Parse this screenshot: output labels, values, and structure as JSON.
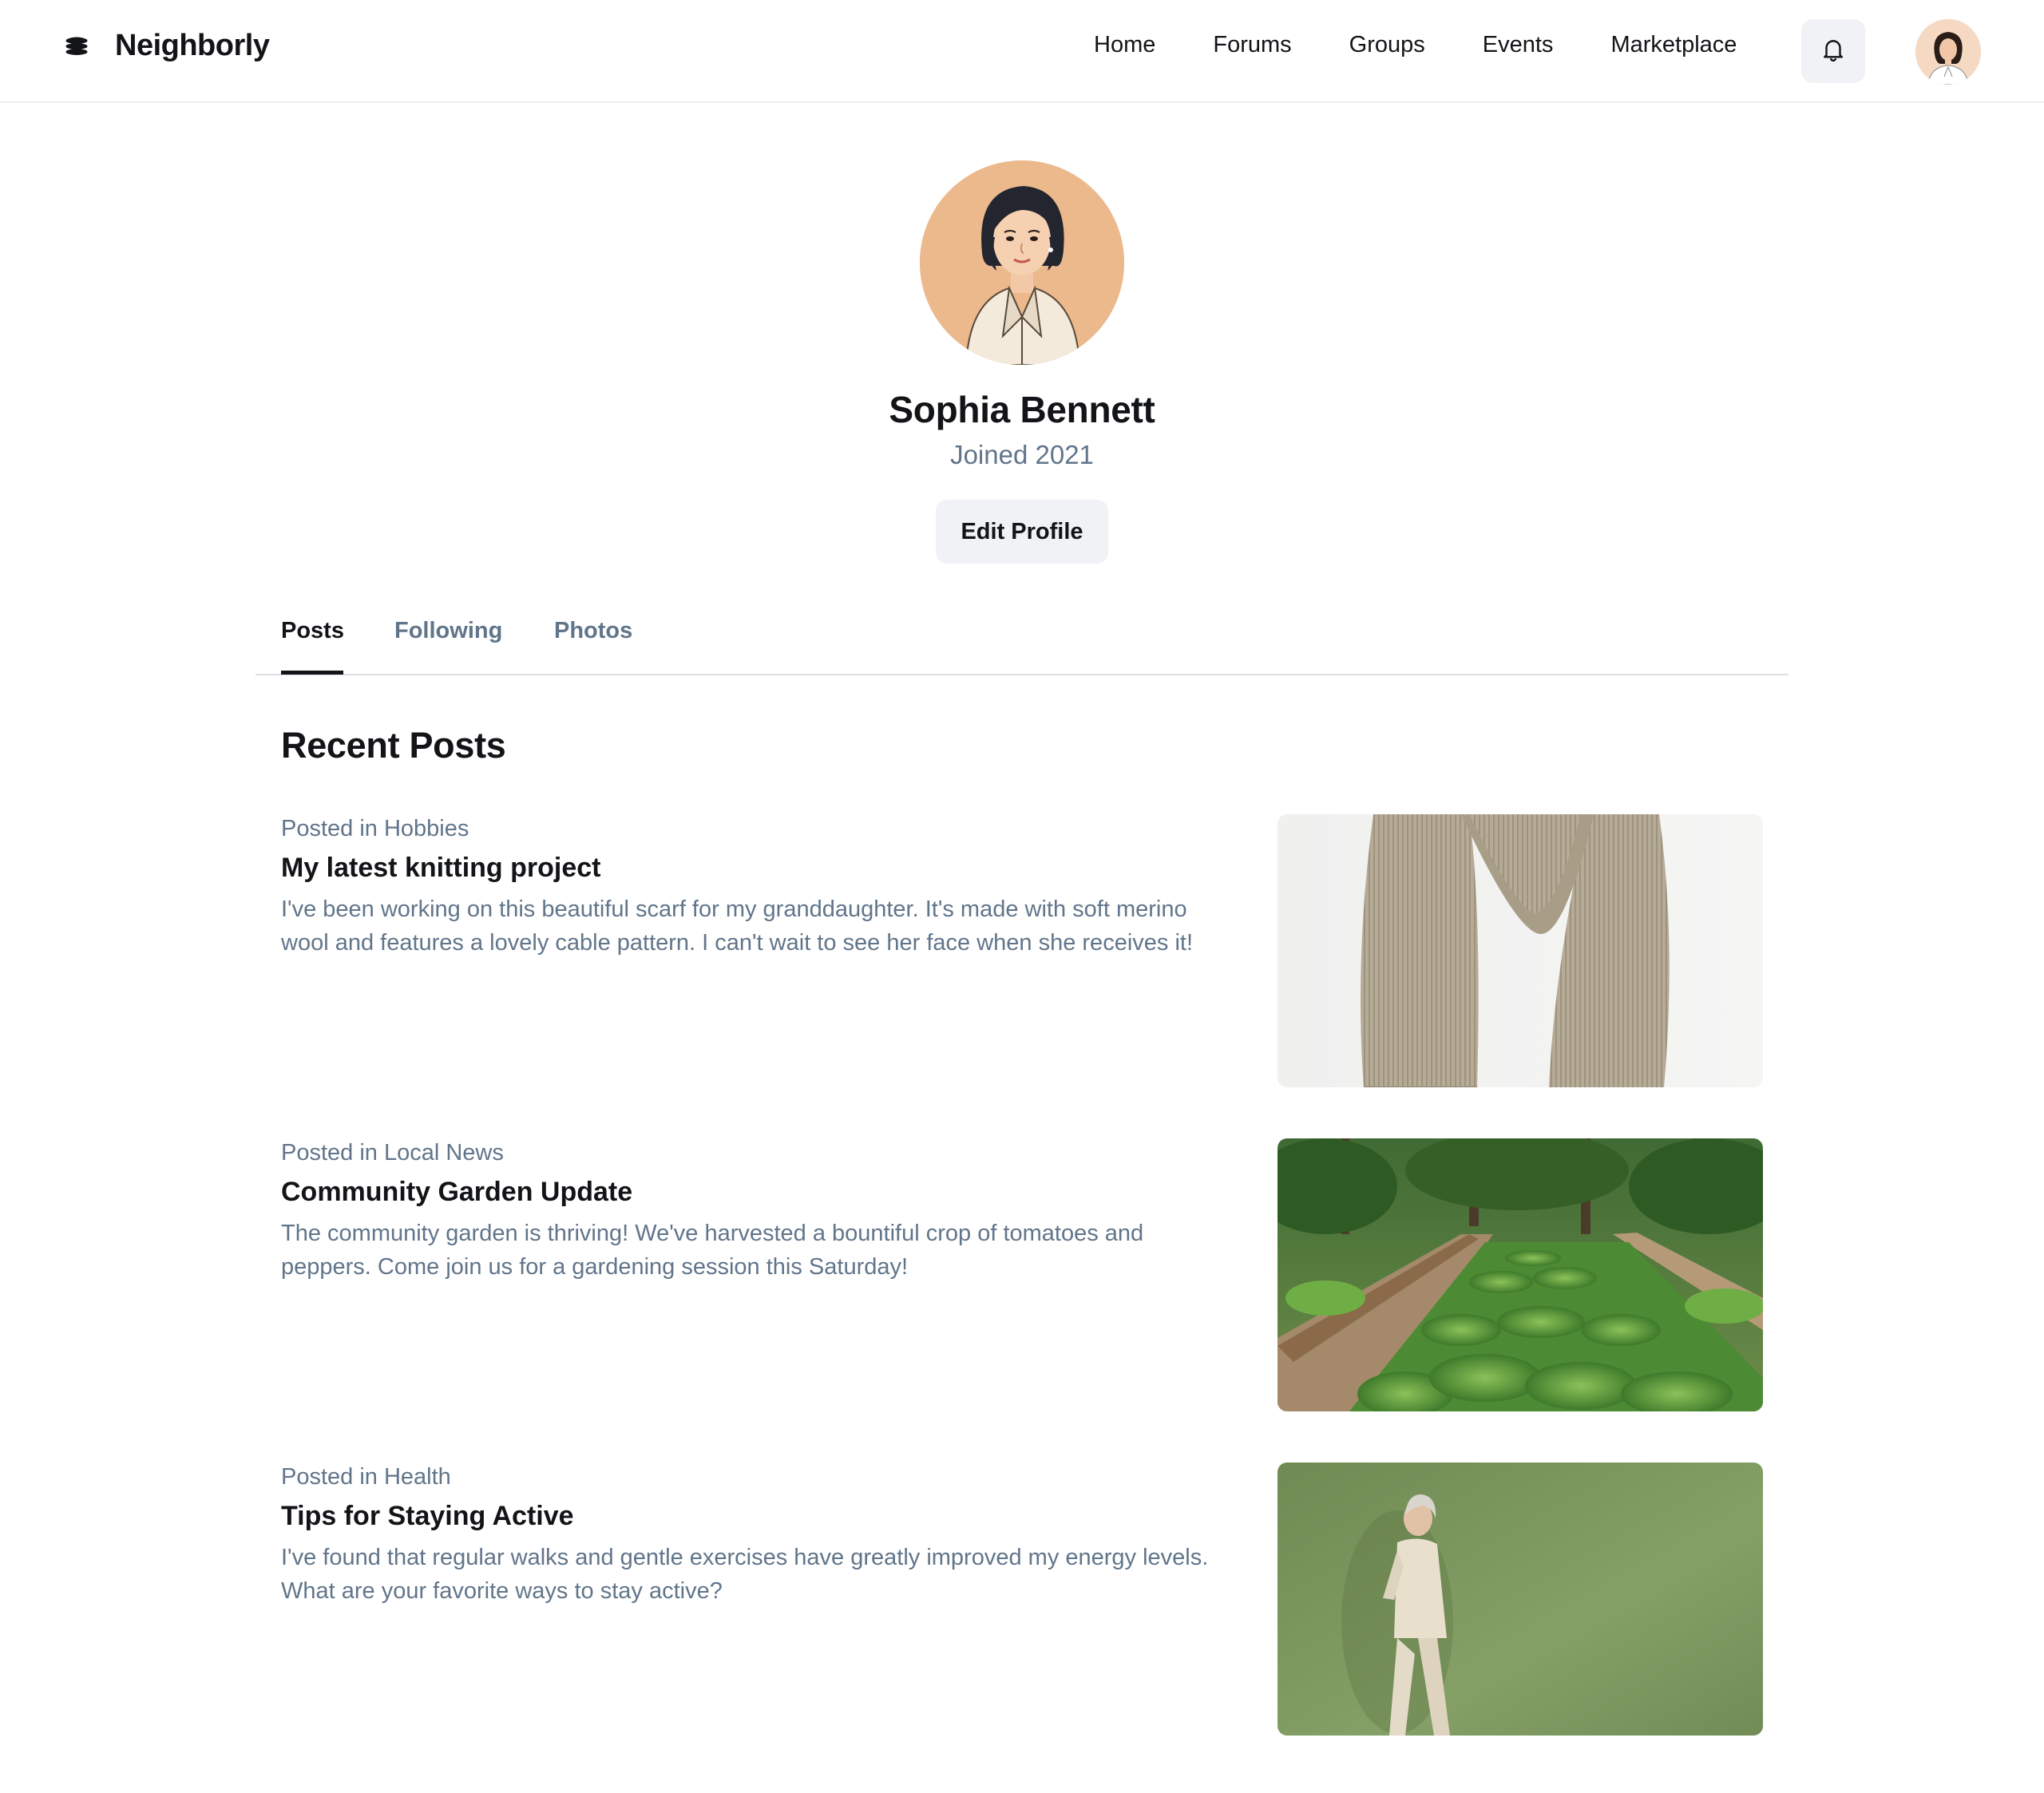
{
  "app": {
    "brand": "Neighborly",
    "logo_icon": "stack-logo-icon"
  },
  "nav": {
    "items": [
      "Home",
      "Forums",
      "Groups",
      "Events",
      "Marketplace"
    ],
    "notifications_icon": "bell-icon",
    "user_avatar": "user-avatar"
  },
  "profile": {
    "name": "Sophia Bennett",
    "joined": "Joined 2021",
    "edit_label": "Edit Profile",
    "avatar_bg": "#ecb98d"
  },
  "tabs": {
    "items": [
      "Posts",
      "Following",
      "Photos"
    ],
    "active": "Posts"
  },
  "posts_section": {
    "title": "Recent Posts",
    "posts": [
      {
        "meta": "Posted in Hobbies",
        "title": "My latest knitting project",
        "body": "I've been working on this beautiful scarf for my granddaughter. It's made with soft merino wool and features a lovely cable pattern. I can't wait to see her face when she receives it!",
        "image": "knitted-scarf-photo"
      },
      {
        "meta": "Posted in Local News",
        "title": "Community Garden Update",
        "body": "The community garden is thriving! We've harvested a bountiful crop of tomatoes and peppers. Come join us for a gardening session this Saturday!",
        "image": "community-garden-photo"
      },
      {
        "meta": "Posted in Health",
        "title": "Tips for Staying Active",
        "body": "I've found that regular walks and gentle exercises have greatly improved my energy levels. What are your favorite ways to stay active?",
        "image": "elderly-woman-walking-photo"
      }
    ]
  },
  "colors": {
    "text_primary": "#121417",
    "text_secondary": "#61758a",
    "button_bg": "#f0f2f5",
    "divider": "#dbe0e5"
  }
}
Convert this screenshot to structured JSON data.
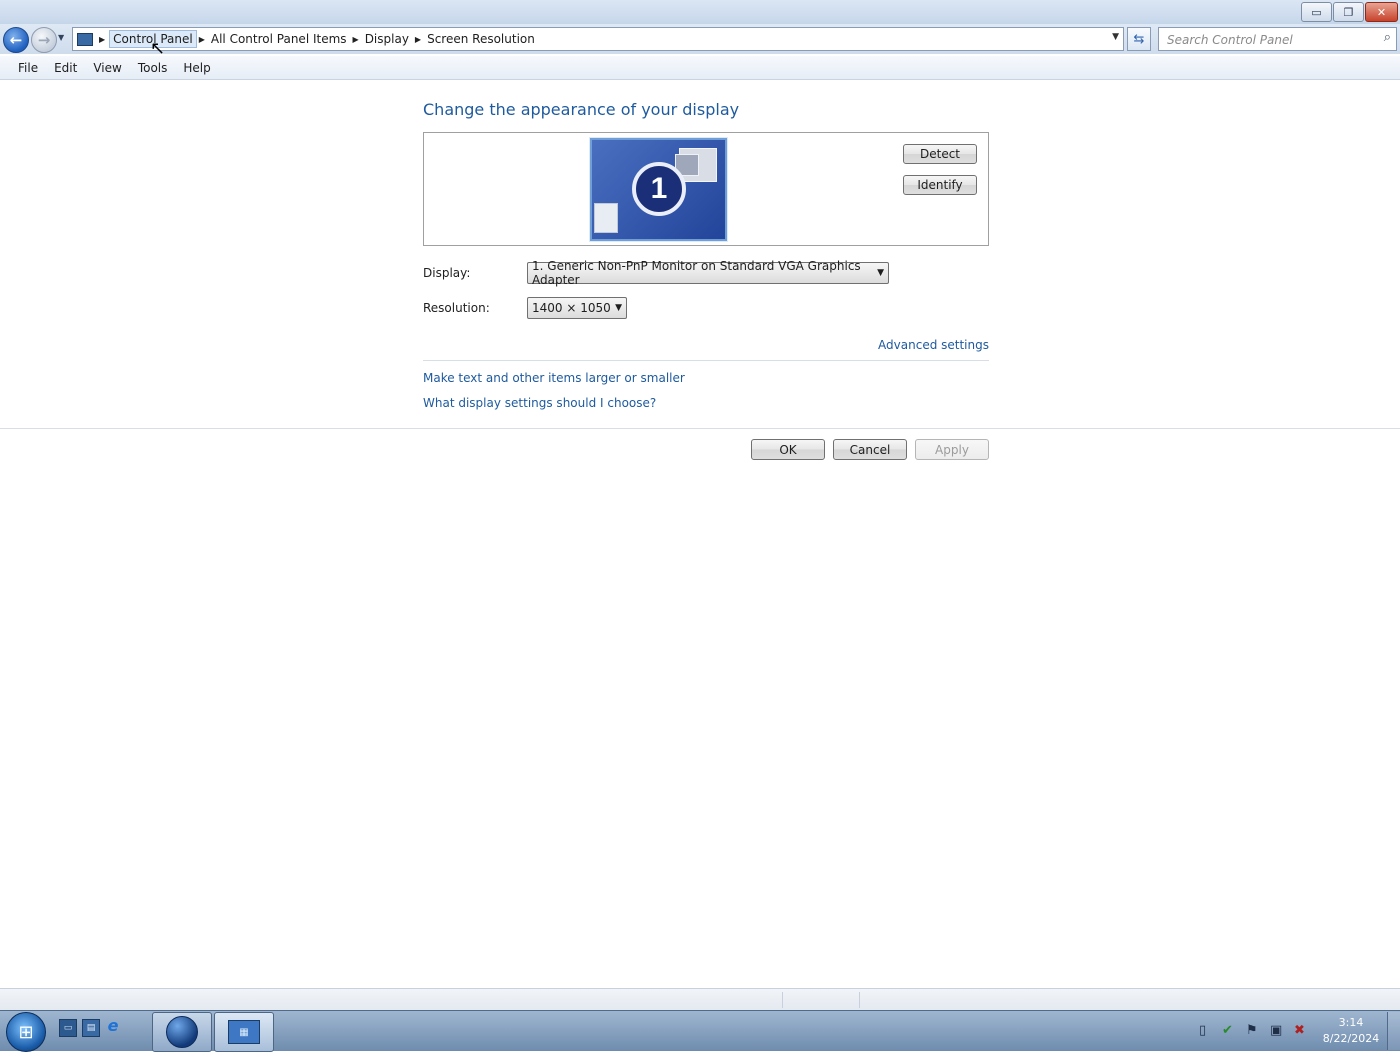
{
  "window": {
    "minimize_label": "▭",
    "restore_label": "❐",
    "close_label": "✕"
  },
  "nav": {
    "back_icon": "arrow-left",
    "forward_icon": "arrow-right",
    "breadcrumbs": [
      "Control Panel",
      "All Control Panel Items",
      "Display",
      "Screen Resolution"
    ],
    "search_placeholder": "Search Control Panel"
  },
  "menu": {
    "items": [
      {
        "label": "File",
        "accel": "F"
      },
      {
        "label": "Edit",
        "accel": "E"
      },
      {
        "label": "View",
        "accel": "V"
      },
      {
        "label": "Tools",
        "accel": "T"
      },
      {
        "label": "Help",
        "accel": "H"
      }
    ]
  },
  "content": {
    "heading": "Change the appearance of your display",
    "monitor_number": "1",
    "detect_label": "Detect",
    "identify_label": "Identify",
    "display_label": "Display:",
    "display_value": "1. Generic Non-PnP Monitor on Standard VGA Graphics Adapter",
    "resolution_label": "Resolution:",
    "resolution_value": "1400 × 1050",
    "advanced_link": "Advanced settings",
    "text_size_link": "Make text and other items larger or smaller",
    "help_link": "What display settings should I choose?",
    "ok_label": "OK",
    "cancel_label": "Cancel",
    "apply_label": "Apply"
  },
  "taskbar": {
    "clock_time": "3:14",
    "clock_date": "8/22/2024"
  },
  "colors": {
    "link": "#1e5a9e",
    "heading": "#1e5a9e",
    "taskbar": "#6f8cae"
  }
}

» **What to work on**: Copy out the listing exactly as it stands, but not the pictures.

» **Answer to this problem**:
Parse this screenshot: output labels, values, and structure as JSON.
{
  "app": {
    "brand": "Neighborly",
    "logo_icon": "stack-logo-icon"
  },
  "nav": {
    "items": [
      "Home",
      "Forums",
      "Groups",
      "Events",
      "Marketplace"
    ],
    "notifications_icon": "bell-icon",
    "user_avatar": "user-avatar"
  },
  "profile": {
    "name": "Sophia Bennett",
    "joined": "Joined 2021",
    "edit_label": "Edit Profile",
    "avatar_bg": "#ecb98d"
  },
  "tabs": {
    "items": [
      "Posts",
      "Following",
      "Photos"
    ],
    "active": "Posts"
  },
  "posts_section": {
    "title": "Recent Posts",
    "posts": [
      {
        "meta": "Posted in Hobbies",
        "title": "My latest knitting project",
        "body": "I've been working on this beautiful scarf for my granddaughter. It's made with soft merino wool and features a lovely cable pattern. I can't wait to see her face when she receives it!",
        "image": "knitted-scarf-photo"
      },
      {
        "meta": "Posted in Local News",
        "title": "Community Garden Update",
        "body": "The community garden is thriving! We've harvested a bountiful crop of tomatoes and peppers. Come join us for a gardening session this Saturday!",
        "image": "community-garden-photo"
      },
      {
        "meta": "Posted in Health",
        "title": "Tips for Staying Active",
        "body": "I've found that regular walks and gentle exercises have greatly improved my energy levels. What are your favorite ways to stay active?",
        "image": "elderly-woman-walking-photo"
      }
    ]
  },
  "colors": {
    "text_primary": "#121417",
    "text_secondary": "#61758a",
    "button_bg": "#f0f2f5",
    "divider": "#dbe0e5"
  }
}
Convert this screenshot to structured JSON data.
{
  "window": {
    "minimize_label": "▭",
    "restore_label": "❐",
    "close_label": "✕"
  },
  "nav": {
    "back_icon": "arrow-left",
    "forward_icon": "arrow-right",
    "breadcrumbs": [
      "Control Panel",
      "All Control Panel Items",
      "Display",
      "Screen Resolution"
    ],
    "search_placeholder": "Search Control Panel"
  },
  "menu": {
    "items": [
      {
        "label": "File",
        "accel": "F"
      },
      {
        "label": "Edit",
        "accel": "E"
      },
      {
        "label": "View",
        "accel": "V"
      },
      {
        "label": "Tools",
        "accel": "T"
      },
      {
        "label": "Help",
        "accel": "H"
      }
    ]
  },
  "content": {
    "heading": "Change the appearance of your display",
    "monitor_number": "1",
    "detect_label": "Detect",
    "identify_label": "Identify",
    "display_label": "Display:",
    "display_value": "1. Generic Non-PnP Monitor on Standard VGA Graphics Adapter",
    "resolution_label": "Resolution:",
    "resolution_value": "1400 × 1050",
    "advanced_link": "Advanced settings",
    "text_size_link": "Make text and other items larger or smaller",
    "help_link": "What display settings should I choose?",
    "ok_label": "OK",
    "cancel_label": "Cancel",
    "apply_label": "Apply"
  },
  "taskbar": {
    "clock_time": "3:14",
    "clock_date": "8/22/2024"
  },
  "colors": {
    "link": "#1e5a9e",
    "heading": "#1e5a9e",
    "taskbar": "#6f8cae"
  }
}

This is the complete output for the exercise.